What should I have done to get the chip to match the piece?
The best fix hands-down for something like this is to glue the chip back into place. Assuming the chip can be located of course.
It is important however to strive not to get glue onto the surface of the chip as you're glueing it back in, as it leads to the classic problem associated with glue-contaminated wood when it comes time to finish.
I was thinking of rubbing the chip's top surface briefly with mineral oil before the gluing, but I was worried that might weaken the bond.
You were right to be worried, any oil contamination of glueing surfaces severely compromises the bond.
Where using the original chip is not possible (the chip can't be found or it has been damaged so it won't neatly slot into place any longer) glueing in a piece of the same species would be next best, striving to get a good grain match to the wood in that location. Where the divot in the wood is an irregular shape it can be difficult to get a good edge on a patch so often it's advisable to create a patch with a regular shape (a diamond with the long dimension pointing along the grain is often recommended) and then chiselling out wood to match that. In this case you'd just use a triangle.
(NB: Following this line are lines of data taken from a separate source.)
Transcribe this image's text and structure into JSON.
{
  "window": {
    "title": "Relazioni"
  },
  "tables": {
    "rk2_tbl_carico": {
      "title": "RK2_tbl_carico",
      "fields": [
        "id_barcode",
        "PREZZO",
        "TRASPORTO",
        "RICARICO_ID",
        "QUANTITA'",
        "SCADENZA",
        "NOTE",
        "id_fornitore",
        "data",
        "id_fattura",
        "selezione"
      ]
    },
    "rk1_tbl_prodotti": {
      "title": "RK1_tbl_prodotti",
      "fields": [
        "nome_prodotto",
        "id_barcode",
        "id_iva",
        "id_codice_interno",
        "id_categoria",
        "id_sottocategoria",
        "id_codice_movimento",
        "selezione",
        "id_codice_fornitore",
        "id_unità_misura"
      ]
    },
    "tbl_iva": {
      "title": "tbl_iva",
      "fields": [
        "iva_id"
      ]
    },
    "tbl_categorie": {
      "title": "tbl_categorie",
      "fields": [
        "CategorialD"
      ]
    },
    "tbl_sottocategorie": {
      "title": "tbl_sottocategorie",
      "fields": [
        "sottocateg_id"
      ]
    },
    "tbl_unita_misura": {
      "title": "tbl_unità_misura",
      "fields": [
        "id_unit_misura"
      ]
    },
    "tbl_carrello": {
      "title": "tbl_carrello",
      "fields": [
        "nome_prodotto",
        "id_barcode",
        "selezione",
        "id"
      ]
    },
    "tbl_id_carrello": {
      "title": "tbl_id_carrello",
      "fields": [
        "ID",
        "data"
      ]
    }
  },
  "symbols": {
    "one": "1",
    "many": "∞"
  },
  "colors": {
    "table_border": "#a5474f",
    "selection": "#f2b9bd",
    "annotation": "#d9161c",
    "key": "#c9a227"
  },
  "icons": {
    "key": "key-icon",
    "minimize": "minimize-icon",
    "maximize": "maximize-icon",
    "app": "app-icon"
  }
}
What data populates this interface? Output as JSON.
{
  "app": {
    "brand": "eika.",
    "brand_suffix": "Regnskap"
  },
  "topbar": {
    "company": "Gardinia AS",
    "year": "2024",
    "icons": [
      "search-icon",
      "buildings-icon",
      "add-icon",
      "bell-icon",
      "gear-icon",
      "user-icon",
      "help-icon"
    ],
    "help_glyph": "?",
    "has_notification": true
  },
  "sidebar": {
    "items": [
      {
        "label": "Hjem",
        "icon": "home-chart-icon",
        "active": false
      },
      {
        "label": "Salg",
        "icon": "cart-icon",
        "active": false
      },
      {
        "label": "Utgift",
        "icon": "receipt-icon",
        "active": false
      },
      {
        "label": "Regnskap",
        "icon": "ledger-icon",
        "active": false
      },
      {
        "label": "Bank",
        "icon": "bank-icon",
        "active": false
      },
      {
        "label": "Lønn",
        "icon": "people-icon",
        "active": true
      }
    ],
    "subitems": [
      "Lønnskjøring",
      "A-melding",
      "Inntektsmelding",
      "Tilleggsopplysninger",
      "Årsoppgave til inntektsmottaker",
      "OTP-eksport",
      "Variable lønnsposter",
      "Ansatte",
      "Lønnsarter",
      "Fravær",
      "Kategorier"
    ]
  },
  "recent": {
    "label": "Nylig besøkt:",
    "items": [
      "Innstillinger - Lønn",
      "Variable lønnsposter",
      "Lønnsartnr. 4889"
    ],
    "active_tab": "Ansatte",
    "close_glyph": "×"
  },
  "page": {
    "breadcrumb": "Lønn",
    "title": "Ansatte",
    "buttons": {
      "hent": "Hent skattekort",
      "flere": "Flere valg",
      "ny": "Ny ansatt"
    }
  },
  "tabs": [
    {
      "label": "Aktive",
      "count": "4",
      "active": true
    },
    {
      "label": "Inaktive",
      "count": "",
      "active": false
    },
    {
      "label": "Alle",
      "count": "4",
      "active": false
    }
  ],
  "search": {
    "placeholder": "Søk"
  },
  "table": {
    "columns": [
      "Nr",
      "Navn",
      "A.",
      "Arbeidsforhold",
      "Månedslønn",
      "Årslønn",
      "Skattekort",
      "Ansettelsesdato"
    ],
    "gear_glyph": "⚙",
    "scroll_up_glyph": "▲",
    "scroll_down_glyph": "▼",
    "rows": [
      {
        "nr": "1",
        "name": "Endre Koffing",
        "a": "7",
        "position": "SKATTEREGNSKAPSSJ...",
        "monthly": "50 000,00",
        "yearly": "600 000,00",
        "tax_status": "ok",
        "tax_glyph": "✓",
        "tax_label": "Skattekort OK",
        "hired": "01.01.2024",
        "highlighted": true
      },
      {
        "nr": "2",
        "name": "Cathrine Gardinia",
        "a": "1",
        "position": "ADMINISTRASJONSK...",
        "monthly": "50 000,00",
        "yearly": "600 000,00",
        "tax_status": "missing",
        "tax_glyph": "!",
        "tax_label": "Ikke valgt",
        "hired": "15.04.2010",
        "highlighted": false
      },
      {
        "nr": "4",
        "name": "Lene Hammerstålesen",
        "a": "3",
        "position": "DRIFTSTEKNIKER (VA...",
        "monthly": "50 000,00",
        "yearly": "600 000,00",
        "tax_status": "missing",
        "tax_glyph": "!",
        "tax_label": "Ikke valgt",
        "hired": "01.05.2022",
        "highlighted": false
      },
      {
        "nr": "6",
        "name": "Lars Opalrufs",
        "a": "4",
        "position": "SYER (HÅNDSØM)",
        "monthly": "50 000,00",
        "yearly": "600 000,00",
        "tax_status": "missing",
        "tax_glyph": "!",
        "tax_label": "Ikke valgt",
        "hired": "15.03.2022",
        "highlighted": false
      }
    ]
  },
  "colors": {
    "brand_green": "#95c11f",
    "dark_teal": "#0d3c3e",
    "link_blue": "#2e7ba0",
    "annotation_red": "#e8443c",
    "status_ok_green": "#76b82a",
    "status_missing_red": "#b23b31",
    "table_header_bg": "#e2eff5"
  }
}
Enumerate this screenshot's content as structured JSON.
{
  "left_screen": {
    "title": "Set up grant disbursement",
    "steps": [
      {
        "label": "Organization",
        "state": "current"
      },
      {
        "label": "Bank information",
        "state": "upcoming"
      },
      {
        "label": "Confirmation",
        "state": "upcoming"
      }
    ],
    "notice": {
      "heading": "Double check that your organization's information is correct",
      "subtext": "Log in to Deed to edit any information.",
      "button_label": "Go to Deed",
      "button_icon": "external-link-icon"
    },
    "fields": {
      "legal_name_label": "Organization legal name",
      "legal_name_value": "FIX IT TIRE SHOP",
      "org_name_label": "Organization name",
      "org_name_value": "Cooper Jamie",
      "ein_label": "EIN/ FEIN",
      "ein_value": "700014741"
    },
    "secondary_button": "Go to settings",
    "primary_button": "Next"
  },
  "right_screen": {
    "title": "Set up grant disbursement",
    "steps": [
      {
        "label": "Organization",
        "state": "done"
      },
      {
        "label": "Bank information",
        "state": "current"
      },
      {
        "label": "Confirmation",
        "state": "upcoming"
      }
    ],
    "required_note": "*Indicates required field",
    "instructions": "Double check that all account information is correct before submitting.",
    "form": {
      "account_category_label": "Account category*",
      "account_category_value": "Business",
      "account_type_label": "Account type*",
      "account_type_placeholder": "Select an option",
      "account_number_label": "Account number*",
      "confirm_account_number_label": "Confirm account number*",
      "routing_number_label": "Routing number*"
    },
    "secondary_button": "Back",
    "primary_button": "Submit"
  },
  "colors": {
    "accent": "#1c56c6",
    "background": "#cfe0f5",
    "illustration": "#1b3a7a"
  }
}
If you must use a filler probably the best filler is one made from sanding dust and glue. Now this tip is very common and often in the next breath the person recommending it will say it gives a good colour match*, but generally it does not make a good colour match to the surrounding wood (almost invariably it's darker) and it doesn't stain or finish well (almost invariably ending up lighter). However this can work much better than it normally does: if hide glue is used.
*Some people recommending the wood dust + glue tick may be using hide glue and are just unaware that it makes such a big difference in the outcome, compared to using regular PVA-type wood glues, epoxy or superglue, so they don't know to specify that that is the adhesive they're using.